Aim of the task
Give all the data again exactly.

Material provided
++++

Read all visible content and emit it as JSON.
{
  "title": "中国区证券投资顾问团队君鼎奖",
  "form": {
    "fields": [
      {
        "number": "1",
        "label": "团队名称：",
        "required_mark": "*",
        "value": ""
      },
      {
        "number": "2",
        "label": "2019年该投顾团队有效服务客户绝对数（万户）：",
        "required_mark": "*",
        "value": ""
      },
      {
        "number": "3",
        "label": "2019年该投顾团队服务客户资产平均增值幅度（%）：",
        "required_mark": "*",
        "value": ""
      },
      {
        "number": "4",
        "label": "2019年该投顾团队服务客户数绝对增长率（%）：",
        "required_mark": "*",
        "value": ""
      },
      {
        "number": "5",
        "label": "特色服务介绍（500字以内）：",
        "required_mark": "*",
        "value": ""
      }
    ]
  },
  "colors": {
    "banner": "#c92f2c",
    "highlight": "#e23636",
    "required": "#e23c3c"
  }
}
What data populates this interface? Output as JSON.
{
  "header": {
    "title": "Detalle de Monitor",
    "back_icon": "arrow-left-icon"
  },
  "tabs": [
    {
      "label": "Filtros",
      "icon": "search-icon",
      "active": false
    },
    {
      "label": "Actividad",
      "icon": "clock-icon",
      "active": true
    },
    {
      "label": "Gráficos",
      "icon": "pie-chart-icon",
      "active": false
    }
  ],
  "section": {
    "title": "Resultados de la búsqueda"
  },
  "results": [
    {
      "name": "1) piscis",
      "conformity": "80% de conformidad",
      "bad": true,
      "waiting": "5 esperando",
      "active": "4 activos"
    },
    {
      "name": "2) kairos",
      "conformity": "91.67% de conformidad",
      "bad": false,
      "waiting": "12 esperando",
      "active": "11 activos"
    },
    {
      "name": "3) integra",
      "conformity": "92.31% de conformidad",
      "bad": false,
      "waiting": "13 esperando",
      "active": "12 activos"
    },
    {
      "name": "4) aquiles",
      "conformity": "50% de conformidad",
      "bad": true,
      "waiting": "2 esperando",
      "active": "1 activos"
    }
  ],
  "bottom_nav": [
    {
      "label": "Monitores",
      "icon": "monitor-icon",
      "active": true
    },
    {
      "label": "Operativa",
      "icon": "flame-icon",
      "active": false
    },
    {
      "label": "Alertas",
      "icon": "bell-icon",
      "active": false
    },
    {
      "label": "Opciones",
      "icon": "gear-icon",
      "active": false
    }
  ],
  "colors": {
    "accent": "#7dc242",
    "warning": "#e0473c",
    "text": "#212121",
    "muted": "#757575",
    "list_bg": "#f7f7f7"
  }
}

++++

Your response
Read all visible content and emit it as JSON.
{
  "title": "中国区证券投资顾问团队君鼎奖",
  "form": {
    "fields": [
      {
        "number": "1",
        "label": "团队名称：",
        "required_mark": "*",
        "value": ""
      },
      {
        "number": "2",
        "label": "2019年该投顾团队有效服务客户绝对数（万户）：",
        "required_mark": "*",
        "value": ""
      },
      {
        "number": "3",
        "label": "2019年该投顾团队服务客户资产平均增值幅度（%）：",
        "required_mark": "*",
        "value": ""
      },
      {
        "number": "4",
        "label": "2019年该投顾团队服务客户数绝对增长率（%）：",
        "required_mark": "*",
        "value": ""
      },
      {
        "number": "5",
        "label": "特色服务介绍（500字以内）：",
        "required_mark": "*",
        "value": ""
      }
    ]
  },
  "colors": {
    "banner": "#c92f2c",
    "highlight": "#e23636",
    "required": "#e23c3c"
  }
}
What data populates this interface? Output as JSON.
{
  "header": {
    "title": "Detalle de Monitor",
    "back_icon": "arrow-left-icon"
  },
  "tabs": [
    {
      "label": "Filtros",
      "icon": "search-icon",
      "active": false
    },
    {
      "label": "Actividad",
      "icon": "clock-icon",
      "active": true
    },
    {
      "label": "Gráficos",
      "icon": "pie-chart-icon",
      "active": false
    }
  ],
  "section": {
    "title": "Resultados de la búsqueda"
  },
  "results": [
    {
      "name": "1) piscis",
      "conformity": "80% de conformidad",
      "bad": true,
      "waiting": "5 esperando",
      "active": "4 activos"
    },
    {
      "name": "2) kairos",
      "conformity": "91.67% de conformidad",
      "bad": false,
      "waiting": "12 esperando",
      "active": "11 activos"
    },
    {
      "name": "3) integra",
      "conformity": "92.31% de conformidad",
      "bad": false,
      "waiting": "13 esperando",
      "active": "12 activos"
    },
    {
      "name": "4) aquiles",
      "conformity": "50% de conformidad",
      "bad": true,
      "waiting": "2 esperando",
      "active": "1 activos"
    }
  ],
  "bottom_nav": [
    {
      "label": "Monitores",
      "icon": "monitor-icon",
      "active": true
    },
    {
      "label": "Operativa",
      "icon": "flame-icon",
      "active": false
    },
    {
      "label": "Alertas",
      "icon": "bell-icon",
      "active": false
    },
    {
      "label": "Opciones",
      "icon": "gear-icon",
      "active": false
    }
  ],
  "colors": {
    "accent": "#7dc242",
    "warning": "#e0473c",
    "text": "#212121",
    "muted": "#757575",
    "list_bg": "#f7f7f7"
  }
}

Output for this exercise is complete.